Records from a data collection
....................

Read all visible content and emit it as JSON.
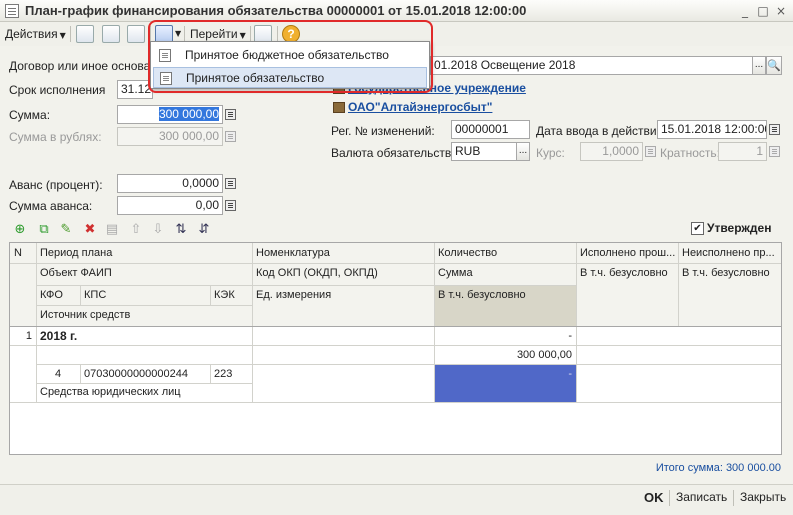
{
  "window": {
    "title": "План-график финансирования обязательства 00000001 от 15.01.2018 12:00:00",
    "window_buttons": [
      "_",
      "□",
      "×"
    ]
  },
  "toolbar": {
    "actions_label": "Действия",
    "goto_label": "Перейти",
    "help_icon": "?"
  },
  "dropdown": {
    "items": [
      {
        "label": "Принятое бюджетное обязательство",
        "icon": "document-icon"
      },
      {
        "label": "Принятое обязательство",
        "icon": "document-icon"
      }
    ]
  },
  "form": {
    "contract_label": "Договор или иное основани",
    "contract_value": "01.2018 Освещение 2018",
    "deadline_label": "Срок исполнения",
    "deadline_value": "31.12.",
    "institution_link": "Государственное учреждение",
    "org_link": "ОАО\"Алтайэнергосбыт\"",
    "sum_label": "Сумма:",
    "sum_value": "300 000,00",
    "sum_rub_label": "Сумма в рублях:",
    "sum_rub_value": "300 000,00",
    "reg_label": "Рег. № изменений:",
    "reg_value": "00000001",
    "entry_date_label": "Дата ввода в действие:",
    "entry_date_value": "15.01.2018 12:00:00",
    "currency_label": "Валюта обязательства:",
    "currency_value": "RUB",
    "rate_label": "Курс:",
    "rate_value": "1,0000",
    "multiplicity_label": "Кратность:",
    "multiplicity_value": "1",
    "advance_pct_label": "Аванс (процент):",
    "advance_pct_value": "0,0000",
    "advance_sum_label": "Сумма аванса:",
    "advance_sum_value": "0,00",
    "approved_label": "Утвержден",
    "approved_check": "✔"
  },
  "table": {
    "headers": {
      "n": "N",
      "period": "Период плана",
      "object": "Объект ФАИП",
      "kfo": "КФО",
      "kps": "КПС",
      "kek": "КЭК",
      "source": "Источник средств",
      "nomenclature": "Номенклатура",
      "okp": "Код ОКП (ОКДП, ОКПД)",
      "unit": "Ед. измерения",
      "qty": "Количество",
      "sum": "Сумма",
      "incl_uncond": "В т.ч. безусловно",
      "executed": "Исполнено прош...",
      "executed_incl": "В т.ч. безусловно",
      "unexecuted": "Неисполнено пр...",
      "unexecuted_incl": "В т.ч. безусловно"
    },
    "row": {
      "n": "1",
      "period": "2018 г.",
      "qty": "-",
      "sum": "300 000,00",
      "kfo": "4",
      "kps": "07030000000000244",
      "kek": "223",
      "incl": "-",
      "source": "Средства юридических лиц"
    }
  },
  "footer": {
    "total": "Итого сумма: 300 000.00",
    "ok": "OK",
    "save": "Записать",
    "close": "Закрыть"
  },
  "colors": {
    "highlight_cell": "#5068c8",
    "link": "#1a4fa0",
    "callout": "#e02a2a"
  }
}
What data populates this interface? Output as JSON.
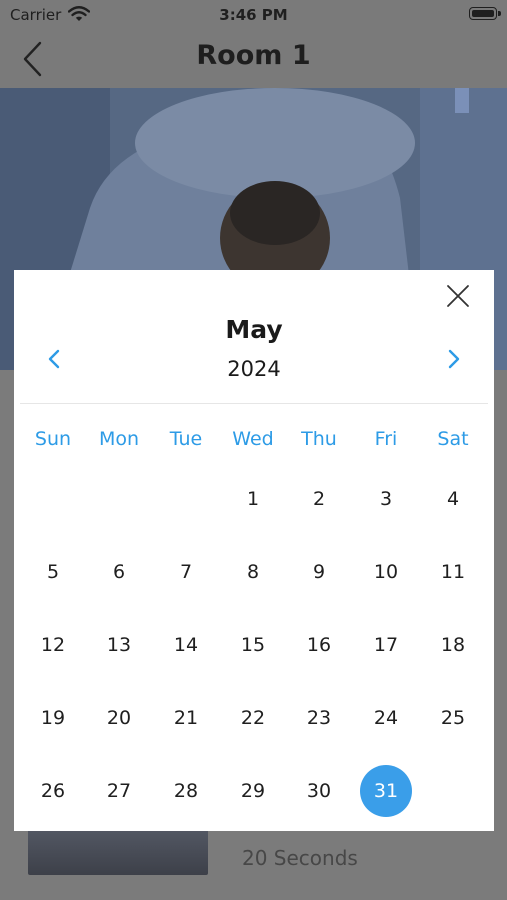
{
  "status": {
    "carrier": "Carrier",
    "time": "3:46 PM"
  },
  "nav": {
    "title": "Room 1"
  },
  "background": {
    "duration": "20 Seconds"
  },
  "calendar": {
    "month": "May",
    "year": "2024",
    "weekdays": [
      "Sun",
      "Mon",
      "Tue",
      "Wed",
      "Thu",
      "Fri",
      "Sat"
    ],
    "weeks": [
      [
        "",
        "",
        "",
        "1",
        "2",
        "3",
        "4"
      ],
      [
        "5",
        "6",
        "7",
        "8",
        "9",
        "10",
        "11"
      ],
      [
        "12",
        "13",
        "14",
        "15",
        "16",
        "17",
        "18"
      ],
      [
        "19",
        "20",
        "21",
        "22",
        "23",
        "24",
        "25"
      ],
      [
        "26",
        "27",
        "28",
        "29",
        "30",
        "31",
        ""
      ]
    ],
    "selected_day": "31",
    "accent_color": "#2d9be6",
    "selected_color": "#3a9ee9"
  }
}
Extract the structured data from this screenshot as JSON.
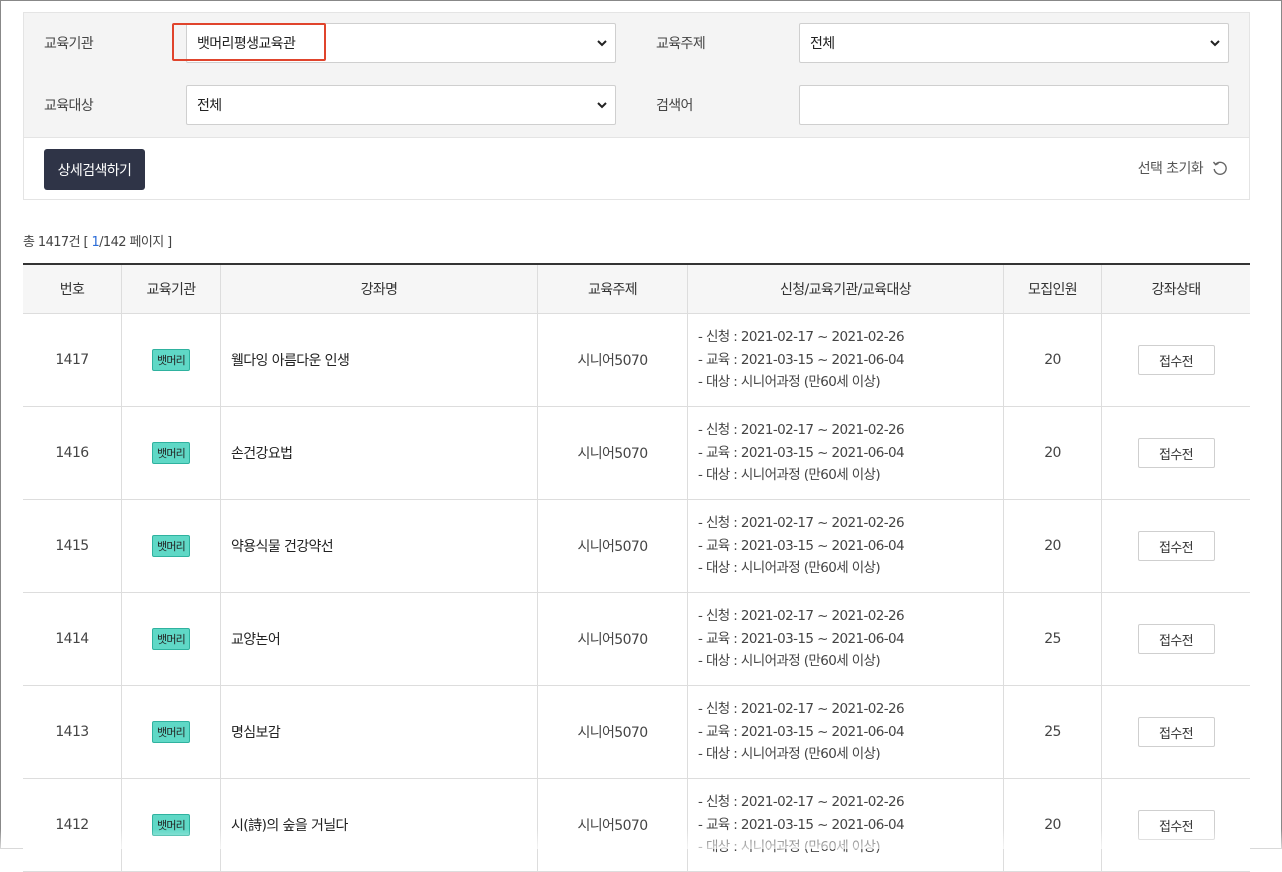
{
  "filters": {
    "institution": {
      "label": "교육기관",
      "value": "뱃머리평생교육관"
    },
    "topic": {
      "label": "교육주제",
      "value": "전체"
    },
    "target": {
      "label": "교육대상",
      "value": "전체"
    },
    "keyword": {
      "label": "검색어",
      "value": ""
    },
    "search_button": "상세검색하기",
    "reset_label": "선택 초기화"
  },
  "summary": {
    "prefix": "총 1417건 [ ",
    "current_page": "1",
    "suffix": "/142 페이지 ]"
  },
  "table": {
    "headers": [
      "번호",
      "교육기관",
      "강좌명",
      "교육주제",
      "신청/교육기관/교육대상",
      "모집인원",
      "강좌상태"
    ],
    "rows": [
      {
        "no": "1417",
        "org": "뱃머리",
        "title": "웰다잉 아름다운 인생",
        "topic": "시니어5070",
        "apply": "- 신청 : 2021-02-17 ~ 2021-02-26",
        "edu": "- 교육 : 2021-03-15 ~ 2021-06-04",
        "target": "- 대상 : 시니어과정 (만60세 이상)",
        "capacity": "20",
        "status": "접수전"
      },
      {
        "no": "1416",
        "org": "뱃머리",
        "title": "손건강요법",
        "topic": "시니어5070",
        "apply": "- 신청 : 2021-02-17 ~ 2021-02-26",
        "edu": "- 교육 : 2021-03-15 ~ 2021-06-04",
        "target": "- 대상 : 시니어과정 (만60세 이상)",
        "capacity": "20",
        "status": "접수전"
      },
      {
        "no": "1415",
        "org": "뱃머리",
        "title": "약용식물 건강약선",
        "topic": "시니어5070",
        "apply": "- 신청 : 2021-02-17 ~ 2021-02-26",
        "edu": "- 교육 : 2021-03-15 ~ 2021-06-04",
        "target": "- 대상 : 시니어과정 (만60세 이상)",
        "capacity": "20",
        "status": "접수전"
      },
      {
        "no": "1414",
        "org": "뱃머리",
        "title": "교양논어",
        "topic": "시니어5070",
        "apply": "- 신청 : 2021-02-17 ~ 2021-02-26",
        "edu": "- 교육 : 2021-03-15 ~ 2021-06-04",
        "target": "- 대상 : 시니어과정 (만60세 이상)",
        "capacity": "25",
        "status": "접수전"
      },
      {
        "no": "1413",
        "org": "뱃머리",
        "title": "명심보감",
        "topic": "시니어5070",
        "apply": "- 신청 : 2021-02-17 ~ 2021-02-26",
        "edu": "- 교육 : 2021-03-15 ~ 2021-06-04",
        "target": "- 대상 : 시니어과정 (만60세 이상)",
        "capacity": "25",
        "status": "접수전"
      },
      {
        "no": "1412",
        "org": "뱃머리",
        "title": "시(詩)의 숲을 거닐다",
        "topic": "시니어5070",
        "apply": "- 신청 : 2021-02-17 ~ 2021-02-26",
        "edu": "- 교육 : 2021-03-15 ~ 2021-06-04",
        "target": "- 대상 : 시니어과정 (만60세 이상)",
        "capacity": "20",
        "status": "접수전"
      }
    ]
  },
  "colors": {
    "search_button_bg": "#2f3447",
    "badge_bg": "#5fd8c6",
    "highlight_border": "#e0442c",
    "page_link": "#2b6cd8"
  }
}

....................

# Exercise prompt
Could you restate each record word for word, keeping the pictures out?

# Solution to this problem
Read all visible content and emit it as JSON.
{
  "window": {
    "title": "План-график финансирования обязательства 00000001 от 15.01.2018 12:00:00",
    "window_buttons": [
      "_",
      "□",
      "×"
    ]
  },
  "toolbar": {
    "actions_label": "Действия",
    "goto_label": "Перейти",
    "help_icon": "?"
  },
  "dropdown": {
    "items": [
      {
        "label": "Принятое бюджетное обязательство",
        "icon": "document-icon"
      },
      {
        "label": "Принятое обязательство",
        "icon": "document-icon"
      }
    ]
  },
  "form": {
    "contract_label": "Договор или иное основани",
    "contract_value": "01.2018 Освещение 2018",
    "deadline_label": "Срок исполнения",
    "deadline_value": "31.12.",
    "institution_link": "Государственное учреждение",
    "org_link": "ОАО\"Алтайэнергосбыт\"",
    "sum_label": "Сумма:",
    "sum_value": "300 000,00",
    "sum_rub_label": "Сумма в рублях:",
    "sum_rub_value": "300 000,00",
    "reg_label": "Рег. № изменений:",
    "reg_value": "00000001",
    "entry_date_label": "Дата ввода в действие:",
    "entry_date_value": "15.01.2018 12:00:00",
    "currency_label": "Валюта обязательства:",
    "currency_value": "RUB",
    "rate_label": "Курс:",
    "rate_value": "1,0000",
    "multiplicity_label": "Кратность:",
    "multiplicity_value": "1",
    "advance_pct_label": "Аванс (процент):",
    "advance_pct_value": "0,0000",
    "advance_sum_label": "Сумма аванса:",
    "advance_sum_value": "0,00",
    "approved_label": "Утвержден",
    "approved_check": "✔"
  },
  "table": {
    "headers": {
      "n": "N",
      "period": "Период плана",
      "object": "Объект ФАИП",
      "kfo": "КФО",
      "kps": "КПС",
      "kek": "КЭК",
      "source": "Источник средств",
      "nomenclature": "Номенклатура",
      "okp": "Код ОКП (ОКДП, ОКПД)",
      "unit": "Ед. измерения",
      "qty": "Количество",
      "sum": "Сумма",
      "incl_uncond": "В т.ч. безусловно",
      "executed": "Исполнено прош...",
      "executed_incl": "В т.ч. безусловно",
      "unexecuted": "Неисполнено пр...",
      "unexecuted_incl": "В т.ч. безусловно"
    },
    "row": {
      "n": "1",
      "period": "2018 г.",
      "qty": "-",
      "sum": "300 000,00",
      "kfo": "4",
      "kps": "07030000000000244",
      "kek": "223",
      "incl": "-",
      "source": "Средства юридических лиц"
    }
  },
  "footer": {
    "total": "Итого сумма: 300 000.00",
    "ok": "OK",
    "save": "Записать",
    "close": "Закрыть"
  },
  "colors": {
    "highlight_cell": "#5068c8",
    "link": "#1a4fa0",
    "callout": "#e02a2a"
  }
}
What data populates this interface? Output as JSON.
{
  "status": {
    "carrier": "Carrier",
    "time": "3:46 PM"
  },
  "nav": {
    "title": "Room 1"
  },
  "background": {
    "duration": "20 Seconds"
  },
  "calendar": {
    "month": "May",
    "year": "2024",
    "weekdays": [
      "Sun",
      "Mon",
      "Tue",
      "Wed",
      "Thu",
      "Fri",
      "Sat"
    ],
    "weeks": [
      [
        "",
        "",
        "",
        "1",
        "2",
        "3",
        "4"
      ],
      [
        "5",
        "6",
        "7",
        "8",
        "9",
        "10",
        "11"
      ],
      [
        "12",
        "13",
        "14",
        "15",
        "16",
        "17",
        "18"
      ],
      [
        "19",
        "20",
        "21",
        "22",
        "23",
        "24",
        "25"
      ],
      [
        "26",
        "27",
        "28",
        "29",
        "30",
        "31",
        ""
      ]
    ],
    "selected_day": "31",
    "accent_color": "#2d9be6",
    "selected_color": "#3a9ee9"
  }
}
Extract the structured data from this screenshot as JSON.
{
  "filters": {
    "institution": {
      "label": "교육기관",
      "value": "뱃머리평생교육관"
    },
    "topic": {
      "label": "교육주제",
      "value": "전체"
    },
    "target": {
      "label": "교육대상",
      "value": "전체"
    },
    "keyword": {
      "label": "검색어",
      "value": ""
    },
    "search_button": "상세검색하기",
    "reset_label": "선택 초기화"
  },
  "summary": {
    "prefix": "총 1417건 [ ",
    "current_page": "1",
    "suffix": "/142 페이지 ]"
  },
  "table": {
    "headers": [
      "번호",
      "교육기관",
      "강좌명",
      "교육주제",
      "신청/교육기관/교육대상",
      "모집인원",
      "강좌상태"
    ],
    "rows": [
      {
        "no": "1417",
        "org": "뱃머리",
        "title": "웰다잉 아름다운 인생",
        "topic": "시니어5070",
        "apply": "- 신청 : 2021-02-17 ~ 2021-02-26",
        "edu": "- 교육 : 2021-03-15 ~ 2021-06-04",
        "target": "- 대상 : 시니어과정 (만60세 이상)",
        "capacity": "20",
        "status": "접수전"
      },
      {
        "no": "1416",
        "org": "뱃머리",
        "title": "손건강요법",
        "topic": "시니어5070",
        "apply": "- 신청 : 2021-02-17 ~ 2021-02-26",
        "edu": "- 교육 : 2021-03-15 ~ 2021-06-04",
        "target": "- 대상 : 시니어과정 (만60세 이상)",
        "capacity": "20",
        "status": "접수전"
      },
      {
        "no": "1415",
        "org": "뱃머리",
        "title": "약용식물 건강약선",
        "topic": "시니어5070",
        "apply": "- 신청 : 2021-02-17 ~ 2021-02-26",
        "edu": "- 교육 : 2021-03-15 ~ 2021-06-04",
        "target": "- 대상 : 시니어과정 (만60세 이상)",
        "capacity": "20",
        "status": "접수전"
      },
      {
        "no": "1414",
        "org": "뱃머리",
        "title": "교양논어",
        "topic": "시니어5070",
        "apply": "- 신청 : 2021-02-17 ~ 2021-02-26",
        "edu": "- 교육 : 2021-03-15 ~ 2021-06-04",
        "target": "- 대상 : 시니어과정 (만60세 이상)",
        "capacity": "25",
        "status": "접수전"
      },
      {
        "no": "1413",
        "org": "뱃머리",
        "title": "명심보감",
        "topic": "시니어5070",
        "apply": "- 신청 : 2021-02-17 ~ 2021-02-26",
        "edu": "- 교육 : 2021-03-15 ~ 2021-06-04",
        "target": "- 대상 : 시니어과정 (만60세 이상)",
        "capacity": "25",
        "status": "접수전"
      },
      {
        "no": "1412",
        "org": "뱃머리",
        "title": "시(詩)의 숲을 거닐다",
        "topic": "시니어5070",
        "apply": "- 신청 : 2021-02-17 ~ 2021-02-26",
        "edu": "- 교육 : 2021-03-15 ~ 2021-06-04",
        "target": "- 대상 : 시니어과정 (만60세 이상)",
        "capacity": "20",
        "status": "접수전"
      }
    ]
  },
  "colors": {
    "search_button_bg": "#2f3447",
    "badge_bg": "#5fd8c6",
    "highlight_border": "#e0442c",
    "page_link": "#2b6cd8"
  }
}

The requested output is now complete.